  13. "Polish ex-minister tried for miners' deaths". BBC World Service . 16 May 2001. Retrieved 12 March 2016.
  14. "Poland finds ex-general guilty over 1981 martial law". BBC World Service . 12 January 2012. Retrieved 12 March 2016.
  15. 1 2 3 "Controversial Polish communist Kiszczak to be buried without honours". Radio Poland . 6 November 2015. Retrieved 13 March 2016.
  16. Tagliabue, John (2 September 1988). "Man in the News; Tough Polish Negotiator: Czeslaw Kiszczak". The New York Times . Retrieved 13 March 2016.

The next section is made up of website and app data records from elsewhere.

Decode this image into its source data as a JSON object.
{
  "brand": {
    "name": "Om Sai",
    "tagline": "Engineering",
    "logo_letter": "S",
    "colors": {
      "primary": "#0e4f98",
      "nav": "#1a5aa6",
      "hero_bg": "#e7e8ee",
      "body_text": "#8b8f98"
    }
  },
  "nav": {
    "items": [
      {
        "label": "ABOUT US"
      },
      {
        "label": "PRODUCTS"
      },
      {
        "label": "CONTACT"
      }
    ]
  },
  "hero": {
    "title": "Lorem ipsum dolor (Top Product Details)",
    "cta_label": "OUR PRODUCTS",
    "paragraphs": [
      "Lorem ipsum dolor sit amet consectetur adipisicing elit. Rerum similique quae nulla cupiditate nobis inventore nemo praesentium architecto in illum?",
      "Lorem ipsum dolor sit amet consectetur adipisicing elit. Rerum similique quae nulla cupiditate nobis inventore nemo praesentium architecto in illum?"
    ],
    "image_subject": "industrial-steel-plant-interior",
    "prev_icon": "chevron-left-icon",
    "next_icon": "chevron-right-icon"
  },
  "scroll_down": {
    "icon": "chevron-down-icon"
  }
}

Government offices
Preceded by
Mirosław Milewski
Minister of Internal Affairs
1981–1990
Succeeded by
Krzysztof Kozłowski
Preceded by
Mieczysław Rakowski
Prime Minister of Poland
1989
Succeeded by
Tadeusz Mazowiecki